easier to swallow.
And he has great
collaborators with Weston and Erskine. Their art matches the complexity
of the story. A little reminiscent of Phil Jimenez (who did one of the
best arcs of The Invisibles), the layouts are rich in detail,
and warrant going over a couple of times just to try to catch everything.
Okay. After swearing
to myself I wouldn't be, I'm hooked.
Hawkman #5 Slings And Arrows, part one
writer: Geoff Johns and James Robinson
artists: Rags Morales and Michael Bair
You know, when
you're having woman-trouble, the last person you should turn to for
advice is Oliver Queen, a.k.a. Green Arrow. And yet somehow, Johns makes
it plausible that Hawkman and the Emerald Archer end up commiserating.
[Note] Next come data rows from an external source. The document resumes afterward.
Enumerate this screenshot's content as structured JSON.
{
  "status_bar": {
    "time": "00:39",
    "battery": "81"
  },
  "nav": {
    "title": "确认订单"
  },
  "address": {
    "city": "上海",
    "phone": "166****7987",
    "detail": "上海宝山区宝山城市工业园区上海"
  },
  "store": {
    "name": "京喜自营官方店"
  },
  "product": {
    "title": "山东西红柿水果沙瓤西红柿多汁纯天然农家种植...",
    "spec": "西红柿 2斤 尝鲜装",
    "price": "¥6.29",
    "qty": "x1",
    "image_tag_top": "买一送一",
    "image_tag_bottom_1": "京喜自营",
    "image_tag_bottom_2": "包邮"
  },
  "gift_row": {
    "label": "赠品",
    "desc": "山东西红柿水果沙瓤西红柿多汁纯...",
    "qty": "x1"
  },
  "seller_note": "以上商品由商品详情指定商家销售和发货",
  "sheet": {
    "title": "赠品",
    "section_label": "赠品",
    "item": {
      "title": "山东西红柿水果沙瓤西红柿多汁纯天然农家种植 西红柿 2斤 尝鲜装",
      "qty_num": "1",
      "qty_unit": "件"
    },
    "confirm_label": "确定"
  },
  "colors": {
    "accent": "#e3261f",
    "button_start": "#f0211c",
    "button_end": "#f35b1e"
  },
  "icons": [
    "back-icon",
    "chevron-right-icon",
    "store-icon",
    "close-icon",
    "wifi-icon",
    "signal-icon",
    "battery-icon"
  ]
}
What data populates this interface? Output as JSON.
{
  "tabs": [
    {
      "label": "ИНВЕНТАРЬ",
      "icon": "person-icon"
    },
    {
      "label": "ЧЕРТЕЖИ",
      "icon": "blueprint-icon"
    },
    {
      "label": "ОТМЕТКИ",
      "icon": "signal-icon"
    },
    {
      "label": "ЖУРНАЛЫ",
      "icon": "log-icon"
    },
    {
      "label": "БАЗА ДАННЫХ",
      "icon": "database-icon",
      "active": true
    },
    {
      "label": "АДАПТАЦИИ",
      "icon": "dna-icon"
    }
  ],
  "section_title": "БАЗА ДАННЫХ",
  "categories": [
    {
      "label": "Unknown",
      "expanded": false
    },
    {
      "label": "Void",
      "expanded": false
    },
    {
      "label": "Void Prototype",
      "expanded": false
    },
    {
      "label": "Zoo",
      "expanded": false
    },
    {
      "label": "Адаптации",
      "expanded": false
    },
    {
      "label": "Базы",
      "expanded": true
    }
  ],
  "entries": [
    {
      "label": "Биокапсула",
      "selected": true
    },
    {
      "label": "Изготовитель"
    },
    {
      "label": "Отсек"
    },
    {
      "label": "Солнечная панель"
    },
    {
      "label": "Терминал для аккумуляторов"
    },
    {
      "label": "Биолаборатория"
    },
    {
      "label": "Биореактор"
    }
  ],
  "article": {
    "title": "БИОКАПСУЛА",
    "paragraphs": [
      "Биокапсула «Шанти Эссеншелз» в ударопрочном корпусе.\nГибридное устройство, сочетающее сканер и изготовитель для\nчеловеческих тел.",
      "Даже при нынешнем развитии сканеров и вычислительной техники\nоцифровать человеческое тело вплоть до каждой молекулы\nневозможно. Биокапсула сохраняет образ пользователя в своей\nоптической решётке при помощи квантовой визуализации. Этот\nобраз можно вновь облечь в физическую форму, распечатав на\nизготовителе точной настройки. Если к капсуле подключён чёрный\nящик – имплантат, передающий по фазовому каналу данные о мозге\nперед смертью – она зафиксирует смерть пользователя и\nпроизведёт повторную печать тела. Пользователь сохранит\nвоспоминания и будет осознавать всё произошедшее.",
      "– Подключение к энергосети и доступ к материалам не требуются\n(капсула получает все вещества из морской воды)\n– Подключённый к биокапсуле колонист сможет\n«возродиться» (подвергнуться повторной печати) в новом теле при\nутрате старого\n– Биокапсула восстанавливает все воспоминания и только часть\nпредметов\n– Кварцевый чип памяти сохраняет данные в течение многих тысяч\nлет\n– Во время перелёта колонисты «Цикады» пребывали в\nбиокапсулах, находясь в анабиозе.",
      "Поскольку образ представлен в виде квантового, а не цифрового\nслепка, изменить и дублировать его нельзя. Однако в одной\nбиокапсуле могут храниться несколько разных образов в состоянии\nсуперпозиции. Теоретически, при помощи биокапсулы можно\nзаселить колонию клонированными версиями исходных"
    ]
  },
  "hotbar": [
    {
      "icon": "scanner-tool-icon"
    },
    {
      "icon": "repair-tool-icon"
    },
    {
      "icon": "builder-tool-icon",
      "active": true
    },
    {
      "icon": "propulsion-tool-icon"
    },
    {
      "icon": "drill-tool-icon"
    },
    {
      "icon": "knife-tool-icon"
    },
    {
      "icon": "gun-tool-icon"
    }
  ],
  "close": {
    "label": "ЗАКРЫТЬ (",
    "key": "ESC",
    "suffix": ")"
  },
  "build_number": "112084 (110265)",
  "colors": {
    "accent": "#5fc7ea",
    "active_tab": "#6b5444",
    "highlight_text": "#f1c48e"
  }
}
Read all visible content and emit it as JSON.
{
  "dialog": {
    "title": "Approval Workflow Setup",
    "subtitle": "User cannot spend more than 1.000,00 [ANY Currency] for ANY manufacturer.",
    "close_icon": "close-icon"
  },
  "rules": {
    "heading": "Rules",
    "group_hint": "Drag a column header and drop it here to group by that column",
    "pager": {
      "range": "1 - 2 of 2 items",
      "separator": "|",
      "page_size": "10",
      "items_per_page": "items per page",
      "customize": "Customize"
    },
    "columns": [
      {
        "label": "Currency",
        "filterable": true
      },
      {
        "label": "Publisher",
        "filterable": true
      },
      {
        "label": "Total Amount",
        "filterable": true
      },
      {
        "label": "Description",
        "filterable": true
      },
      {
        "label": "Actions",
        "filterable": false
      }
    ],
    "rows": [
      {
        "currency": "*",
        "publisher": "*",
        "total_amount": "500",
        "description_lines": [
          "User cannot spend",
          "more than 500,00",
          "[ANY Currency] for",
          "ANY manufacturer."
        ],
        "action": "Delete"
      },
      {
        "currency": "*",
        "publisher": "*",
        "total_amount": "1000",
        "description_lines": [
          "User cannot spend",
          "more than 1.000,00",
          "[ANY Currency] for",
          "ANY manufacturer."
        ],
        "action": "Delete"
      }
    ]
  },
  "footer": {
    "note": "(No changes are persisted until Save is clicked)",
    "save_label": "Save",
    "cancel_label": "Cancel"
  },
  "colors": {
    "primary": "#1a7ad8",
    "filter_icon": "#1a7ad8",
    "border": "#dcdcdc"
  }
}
Better yet, Queen's words of advice sting and ring true. Carter Hall
isn't in love with Kendra; he's obsessed. Who else would dare say that
to his face?
But that's just
the mushy part of this book's plot. For action, there's a killer stalking
the streets of St. Roch, dressed as Green Arrow. In the superhero comic
tradition, Hawkman at first mistakes the real Green Arrow for
the killer, and the two must fight.
Though they reach
an uneasy peace (traditionally, the two have never really liked each
other), it doesn't help that Hawkgirl doesn't like Ollie, either, though
for different reasons. Girls talk after all, though you wouldn't think
hawks and canaries would have that much in common.
If you needed proof
that people other than Kevin Smith could write an interesting and fun
Green Arrow, this issue offers it in spades. And of course, Morales
and Baird draw a mean battling bowman, too.
Finally, the villain
behind it all is one of those slap your head moments that still could
only have come from Robinson and Johns. From start to finish, this book